The lowest episode of this season is “Shipwreck,” at 2, in which Murdoch finds his beloved childhood priest fallen from his pedestal. There are good parts to the episode, but it is dragged down by slow pacing and uninspired acting. “Glory Days,” a 2.5 in which a legendary lawman of the US old west thinks he’s hunting Butch Cassidy and the Sundance Kid in Toronto is not much better, as it wallows in the unappealing tropes of male resentment.

But these low points are more than outweighed by a number of fine episodes. The best of the season is “The Murdoch Appreciation Society,” at 9, in which Murdoch’s in-universe fans stage a fake mystery for the chance to watch him work, which becomes tangled up with a real murder plot. Also notable are “The Devil Wears Whalebone,” an 8, which features one of the series’ more inventive murder weapons, and “What Lies Buried,” also an 8, a tense and claustrophobic drama in which Murdoch seeks a killer within the police force itself. Along the way, we get the usual Murdoch hijinks with vaudeville theatre, staged wrestling matches, the early days of the women’s suffrage movement, and an Indiana Jones pastiche.

All told, it’s another fun go around with Detective Murdoch and company.

Image: Dr. Grace at the wheel, from Murdoch Mysteries via IMDb

Post edited to correct grammatical errors

In the Seen on Screen occasional feature, we discuss movies and television shows of interest.

Disney Princess Cosplayers Wearing Mandalorian Armor

Ooh—I knew cosplayers were an ingenious group, but this is awesome: cosplayers portray Disney princesses in Boba Fett -like armor:

Tumblr Queens-of-Cosplay Boba Fett Pocahontas

Oh my goodness, the leaf detailing on the Pocahontas / Fett helmet! And the detailing in general—love it!

Tumblr Queens-of-Cosplay Boba Fett Elsa Tinkerbell

The photography is credited to Jonathan York who posts his photos as York In A Box. I haven’t been to confirm it, since Facebook has been glitching for me for some reason. It would’ve been great to read more about the setup and the individual cosplayers’ thoughts.

(I did some searching elsewhere, too, but my google fu fails me for the moment. If you can find a different link, please share!)

Found via Queens-of-Cosplay on Tumblr.

Images by Jonathan York / York In A Box via Tumblr.

Out There is an occasional feature highlighting intriguing art, spaces, places, phenomena, flora, and fauna.

Living Vicariously Through Social Media: The Occultation of Saturn

One of the best things about social media—like the Internet, too—is how many different phenomena you can witness if not first hand then at least in a secondary capacity; way more than would be possible in a regular human lifetime.

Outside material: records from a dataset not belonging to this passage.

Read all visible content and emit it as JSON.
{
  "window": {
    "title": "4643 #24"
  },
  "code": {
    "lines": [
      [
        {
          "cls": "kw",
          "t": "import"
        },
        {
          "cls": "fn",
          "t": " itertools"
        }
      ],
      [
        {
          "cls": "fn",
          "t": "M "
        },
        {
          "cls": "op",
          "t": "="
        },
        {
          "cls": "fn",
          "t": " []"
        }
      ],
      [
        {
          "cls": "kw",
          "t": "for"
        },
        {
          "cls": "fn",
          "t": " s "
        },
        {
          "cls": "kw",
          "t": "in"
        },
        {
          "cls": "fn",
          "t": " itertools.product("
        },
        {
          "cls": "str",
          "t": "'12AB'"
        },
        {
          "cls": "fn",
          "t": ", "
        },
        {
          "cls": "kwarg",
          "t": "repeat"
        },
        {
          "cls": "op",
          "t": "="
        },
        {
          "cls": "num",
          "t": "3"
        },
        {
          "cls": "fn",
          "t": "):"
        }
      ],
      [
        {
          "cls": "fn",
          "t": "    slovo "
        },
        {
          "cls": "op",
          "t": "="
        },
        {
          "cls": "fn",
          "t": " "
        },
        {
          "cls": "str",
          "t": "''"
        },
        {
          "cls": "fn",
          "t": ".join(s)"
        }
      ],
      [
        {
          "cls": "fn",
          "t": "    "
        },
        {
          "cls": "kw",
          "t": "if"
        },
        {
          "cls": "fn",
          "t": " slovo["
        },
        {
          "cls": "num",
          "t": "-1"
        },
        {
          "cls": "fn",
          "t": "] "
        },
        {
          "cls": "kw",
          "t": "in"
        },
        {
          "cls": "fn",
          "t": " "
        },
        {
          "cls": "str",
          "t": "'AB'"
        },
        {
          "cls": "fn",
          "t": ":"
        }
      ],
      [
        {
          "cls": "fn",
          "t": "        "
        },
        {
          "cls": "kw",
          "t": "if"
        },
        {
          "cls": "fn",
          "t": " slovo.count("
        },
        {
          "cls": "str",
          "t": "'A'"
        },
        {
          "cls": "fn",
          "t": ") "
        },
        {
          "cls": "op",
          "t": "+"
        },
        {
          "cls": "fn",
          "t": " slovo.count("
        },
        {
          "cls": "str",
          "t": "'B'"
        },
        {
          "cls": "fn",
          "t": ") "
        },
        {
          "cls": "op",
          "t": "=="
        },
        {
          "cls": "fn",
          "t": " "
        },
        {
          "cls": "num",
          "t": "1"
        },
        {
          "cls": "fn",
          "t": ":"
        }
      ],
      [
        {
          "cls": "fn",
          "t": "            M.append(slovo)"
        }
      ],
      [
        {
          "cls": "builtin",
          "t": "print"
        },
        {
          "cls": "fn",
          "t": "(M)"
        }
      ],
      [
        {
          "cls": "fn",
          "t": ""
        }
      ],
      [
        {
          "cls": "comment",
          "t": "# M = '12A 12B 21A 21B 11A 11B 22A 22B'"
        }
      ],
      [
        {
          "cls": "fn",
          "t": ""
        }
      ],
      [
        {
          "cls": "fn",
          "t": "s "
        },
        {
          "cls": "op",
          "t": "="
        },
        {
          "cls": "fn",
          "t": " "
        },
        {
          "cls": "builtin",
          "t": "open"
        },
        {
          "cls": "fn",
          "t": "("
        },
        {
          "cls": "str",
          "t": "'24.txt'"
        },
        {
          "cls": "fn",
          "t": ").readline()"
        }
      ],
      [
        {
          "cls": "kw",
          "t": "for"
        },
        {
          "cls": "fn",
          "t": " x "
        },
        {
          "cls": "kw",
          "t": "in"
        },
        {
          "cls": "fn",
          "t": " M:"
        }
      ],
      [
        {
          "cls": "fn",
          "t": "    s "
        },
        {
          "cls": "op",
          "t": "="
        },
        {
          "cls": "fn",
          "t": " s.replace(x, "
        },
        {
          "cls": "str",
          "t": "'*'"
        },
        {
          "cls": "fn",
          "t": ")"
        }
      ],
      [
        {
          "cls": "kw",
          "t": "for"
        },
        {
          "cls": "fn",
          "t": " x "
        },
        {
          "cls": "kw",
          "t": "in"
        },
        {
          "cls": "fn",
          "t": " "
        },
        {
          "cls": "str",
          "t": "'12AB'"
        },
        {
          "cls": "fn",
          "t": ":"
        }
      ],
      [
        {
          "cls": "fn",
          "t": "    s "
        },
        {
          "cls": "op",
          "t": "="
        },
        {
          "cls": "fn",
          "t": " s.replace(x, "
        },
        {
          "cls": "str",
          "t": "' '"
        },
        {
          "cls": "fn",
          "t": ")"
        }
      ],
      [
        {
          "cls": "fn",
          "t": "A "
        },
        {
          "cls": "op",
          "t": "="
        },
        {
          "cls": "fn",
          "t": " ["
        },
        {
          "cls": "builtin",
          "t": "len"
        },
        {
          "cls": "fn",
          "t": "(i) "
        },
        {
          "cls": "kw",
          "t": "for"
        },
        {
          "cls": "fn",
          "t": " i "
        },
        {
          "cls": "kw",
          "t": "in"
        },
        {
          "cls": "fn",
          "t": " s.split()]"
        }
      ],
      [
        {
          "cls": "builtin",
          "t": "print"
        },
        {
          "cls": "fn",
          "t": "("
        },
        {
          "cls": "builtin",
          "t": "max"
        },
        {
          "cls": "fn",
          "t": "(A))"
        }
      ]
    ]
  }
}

Case in point: the occultation of Saturn (i.e., hiding behind another object, in this case the moon) a few days ago.

Twitter Ian Griffin Saturn behind Moon
Ian Griffin on Twitter

This view and others on Griffin’s Twitter account were taken from Portobello in New Zealand.

Holy moly! The space nerd in me is impressed.

Hey, look! We found a thing on the internet! We thought it was cool, and wanted to share it with you.

Quotes: Cribbage Boards Are as Common as Wooden Spoons

Cribbage boards are as common as wooden spoons in the kitchens of this island. Children raised in this part of Maine often learn to play cribbage before the can tie their own shoes.

Linda Greenlaw writes about Isle Au Haut, Maine, not far from where one part of my family has its roots in the rocky coastal soil. This was one of many parts of the book that had me nodding in recognition. I can’t honestly say whether I learned to play cribbage (a curious card game for which you keep score on a wooden board) or tie my shoes first, but I can say that I don’t clearly remember a time in my life when I couldn’t do both.

Greenlaw, Linda. The Lobster Chronicles: Life on a Very Small Island. New York: Hyperion, 2002, p. 111.

Serving exactly what it sounds like, the Quotes feature excerpts other people’s thoughts.